A former army colonel who became an emblem of Russian brutality in Chechnya after he murdered an 18-year-old woman there 11 years ago, was shot four times in the head and killed Friday in a busy Moscow neighborhood.

In 2000, Russia was engaged in the second of two bloody wars against Chechen separatists, and Yuri Budanov’s rape, beating and killing of Elza Kungayeva caused outrage in the region.

“I felt absolutely nothing,” Visa Kungayev, the victim’s father, said by telephone from Norway after hearing the news. “They’re all dogs and deserve to die.”

Budanov, who had a reputation for terrorizing his own soldiers as well as Chechens, was released from prison on parole in January 2009. The same month, the Kungayev family lawyer, Stanislav Markelov, was killed outside a Moscow metro station, along with a 25-year-old journalist.
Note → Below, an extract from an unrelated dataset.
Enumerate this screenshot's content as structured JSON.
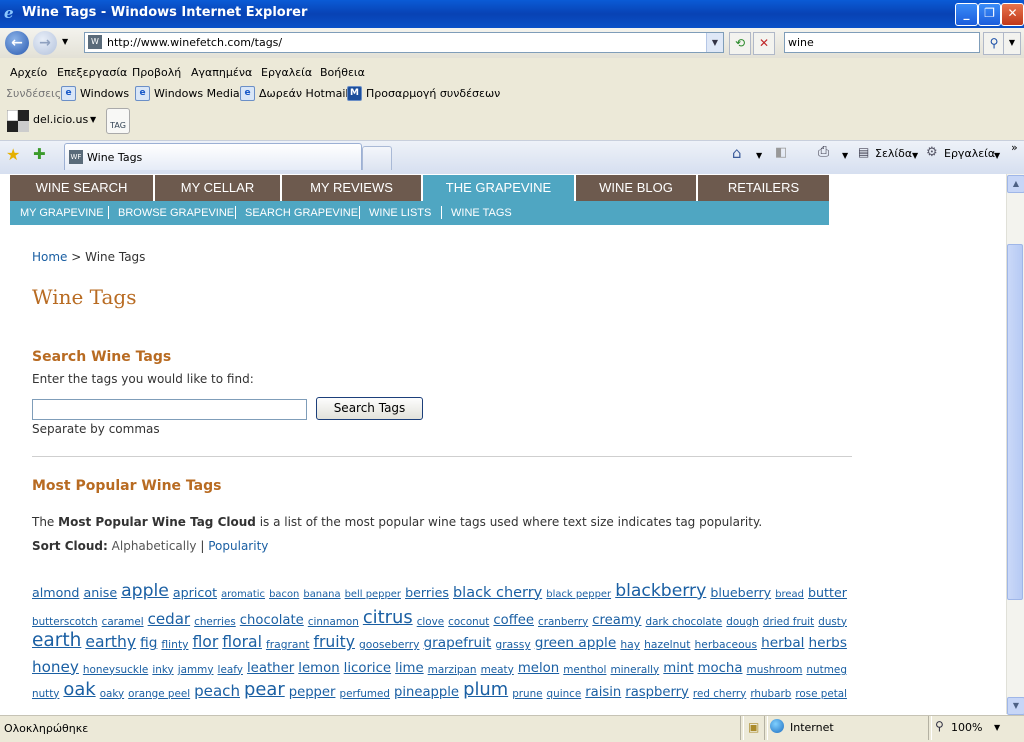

The Kungayev family later left Chechnya for Norway with their four other children.

Two opposing theories quickly arose about Friday’s shooting: Budanov was killed either by Chechens seeking revenge or by nationalists who assumed Chechens would be blamed, provoking anti-Chechen feeling.
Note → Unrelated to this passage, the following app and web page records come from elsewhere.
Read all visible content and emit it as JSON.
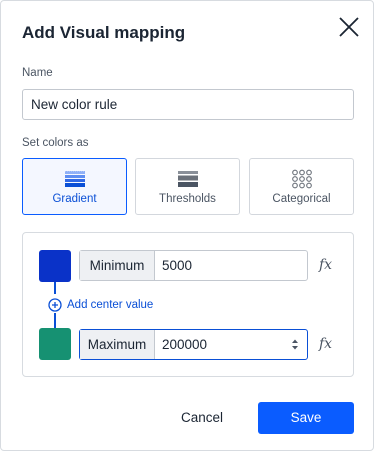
{
  "dialog": {
    "title": "Add Visual mapping",
    "name_label": "Name",
    "name_value": "New color rule",
    "set_colors_label": "Set colors as",
    "options": [
      {
        "label": "Gradient",
        "selected": true,
        "icon": "gradient-icon"
      },
      {
        "label": "Thresholds",
        "selected": false,
        "icon": "thresholds-icon"
      },
      {
        "label": "Categorical",
        "selected": false,
        "icon": "categorical-icon"
      }
    ],
    "minimum": {
      "label": "Minimum",
      "value": "5000",
      "color": "#0a32c8"
    },
    "maximum": {
      "label": "Maximum",
      "value": "200000",
      "color": "#169172"
    },
    "add_center_label": "Add center value",
    "fx_label": "fx",
    "cancel_label": "Cancel",
    "save_label": "Save"
  },
  "colors": {
    "accent": "#0a5cff",
    "link": "#0a4fd6"
  }
}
In another high-profile case, former oil tycoon Mikhail Khodorkovsky was apparently sent from Moscow to a distant prison camp Friday, disrupting his request for parole, his attorneys said. They added that neither they nor his wife had been told where he was being sent or when he left.